Protecting your kidneys might be a primary health concern due to your medical history or genetics. There are many kidney health tips that you can try to support their well-being without expensive prescription medications. Check out a few of these ideas and talk with your doctor about how they may improve your health.
Your kidneys exist primarily to filter excess water and cellular waste out of your body, but they also have other functions like:
They’re able to do those things more easily when you’re hydrated. Extra water flushes everything through your kidneys, which use the water for filtering and other functions. You can drink more water by skipping beverages like soda and coffee. Instead, carry a large water bottle around with you or opt for sparkling water when you feel thirsty.

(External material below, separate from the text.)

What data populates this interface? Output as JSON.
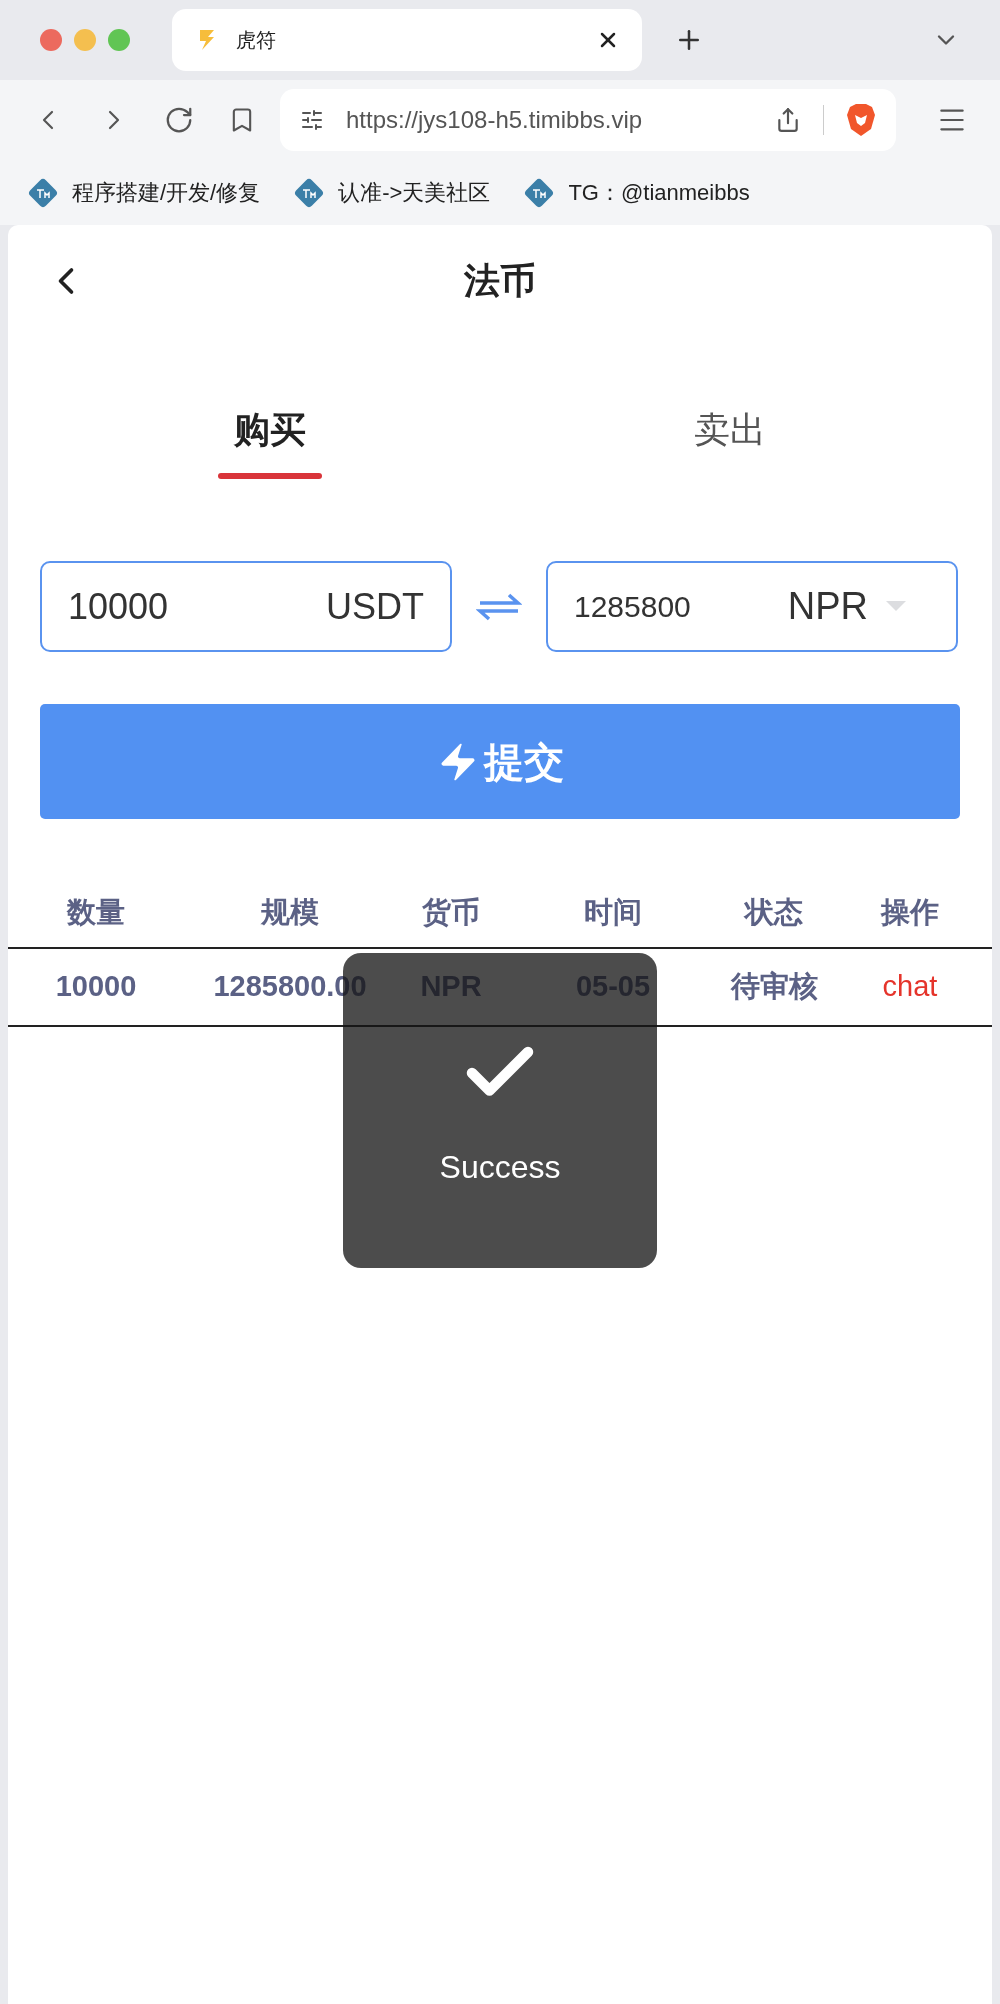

Sodium leads to cellular water retention, meaning fewer fluids pass through your kidneys. Your doctor or a nutritionist can help you adjust your diet to make it more kidney-friendly. You could start by eating less processed meat to reduce your sodium intake. You’ll retain less water, stress your kidneys less and reduce your risk of strokes because you’ll eat fewer processed ingredients.
Limiting your sugar intake can also help your kidneys. A recent study found that people with high-sugar diets were more likely to have chronic kidney disease because excess sugar in the blood makes it more challenging for kidneys to process fluids. Eating added sugars hidden in things like pasta sauce and salad dressings also increases your risk of diabetes because it continually spikes your blood sugar.
There are numerous benefits to eating a healthy diet, but it’s beneficial for anyone interested in kidney health tips. If you want to pursue this option, your doctor can help you make a better diet plan that works with your health needs.
High blood pressure is one of the most common causes of end-stage kidney failure. It constricts blood vessels and reduces how well blood travels throughout your body. If your kidneys can’t get enough blood, they’ll struggle to function and may fail.
There are many ways to watch your blood pressure, like using a blood pressure monitor throughout your day while eating a low-sodium diet. Exercising regularly and avoiding addictive substances like alcohol can also improve your blood pressure readings.
Smoking tobacco harms your cardiovascular system and slows your blood circulation due to poor blood vessels and heart chambers. Research also shows that people who smoke cigarettes are more likely to develop kidney disease than non-smokers, even when both groups are in good health. Your doctor may recommend over-the-counter smoking aids like Nicotine patches or prescription medications to help you quit if you’ve been a long-time smoker.
Based on your doctor’s recommendations, you could schedule regular testing to verify your kidneys’ health and functionality. You might draw blood for a Glomerular Filtration Rate (GFR)
or provide a urine sample. The GFR test verifies the amount of creatine in your body, which is normally within a specific range with healthy kidneys. A urine test would confirm the presence of protein in your urine, which forms after the urine passes through your kidneys.
This may only be necessary if you have existing kidney conditions or an increased risk of kidney disease due to genetics. Your doctor will know whether or not testing should be another way to monitor your health.
These are a few kidney health tips anyone can try, especially after conferring with their doctor. Depending on your medical history, some of these recommendations may be more useful than others. They’ll all protect your kidneys and help your body thrive no matter which ones you choose.